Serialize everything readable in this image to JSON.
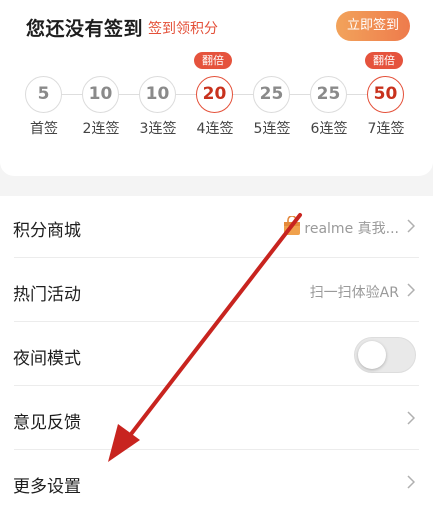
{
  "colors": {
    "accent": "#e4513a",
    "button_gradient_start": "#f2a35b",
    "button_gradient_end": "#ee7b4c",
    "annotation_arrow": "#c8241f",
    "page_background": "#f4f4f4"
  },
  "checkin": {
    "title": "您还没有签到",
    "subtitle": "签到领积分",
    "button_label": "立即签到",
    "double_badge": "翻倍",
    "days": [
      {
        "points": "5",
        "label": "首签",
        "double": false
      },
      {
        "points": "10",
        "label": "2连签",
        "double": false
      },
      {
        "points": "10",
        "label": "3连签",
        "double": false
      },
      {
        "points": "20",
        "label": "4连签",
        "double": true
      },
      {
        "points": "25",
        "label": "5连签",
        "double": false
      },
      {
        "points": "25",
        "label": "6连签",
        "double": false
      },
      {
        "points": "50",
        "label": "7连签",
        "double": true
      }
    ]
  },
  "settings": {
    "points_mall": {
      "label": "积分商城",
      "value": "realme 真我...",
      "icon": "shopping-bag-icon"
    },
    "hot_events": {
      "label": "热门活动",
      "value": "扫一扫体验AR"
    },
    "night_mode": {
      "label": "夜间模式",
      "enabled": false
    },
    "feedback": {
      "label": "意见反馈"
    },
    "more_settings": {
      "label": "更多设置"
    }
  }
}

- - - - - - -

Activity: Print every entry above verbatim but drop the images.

Exercise output:
Serialize everything readable in this image to JSON.
{
  "colors": {
    "accent": "#e4513a",
    "button_gradient_start": "#f2a35b",
    "button_gradient_end": "#ee7b4c",
    "annotation_arrow": "#c8241f",
    "page_background": "#f4f4f4"
  },
  "checkin": {
    "title": "您还没有签到",
    "subtitle": "签到领积分",
    "button_label": "立即签到",
    "double_badge": "翻倍",
    "days": [
      {
        "points": "5",
        "label": "首签",
        "double": false
      },
      {
        "points": "10",
        "label": "2连签",
        "double": false
      },
      {
        "points": "10",
        "label": "3连签",
        "double": false
      },
      {
        "points": "20",
        "label": "4连签",
        "double": true
      },
      {
        "points": "25",
        "label": "5连签",
        "double": false
      },
      {
        "points": "25",
        "label": "6连签",
        "double": false
      },
      {
        "points": "50",
        "label": "7连签",
        "double": true
      }
    ]
  },
  "settings": {
    "points_mall": {
      "label": "积分商城",
      "value": "realme 真我...",
      "icon": "shopping-bag-icon"
    },
    "hot_events": {
      "label": "热门活动",
      "value": "扫一扫体验AR"
    },
    "night_mode": {
      "label": "夜间模式",
      "enabled": false
    },
    "feedback": {
      "label": "意见反馈"
    },
    "more_settings": {
      "label": "更多设置"
    }
  }
}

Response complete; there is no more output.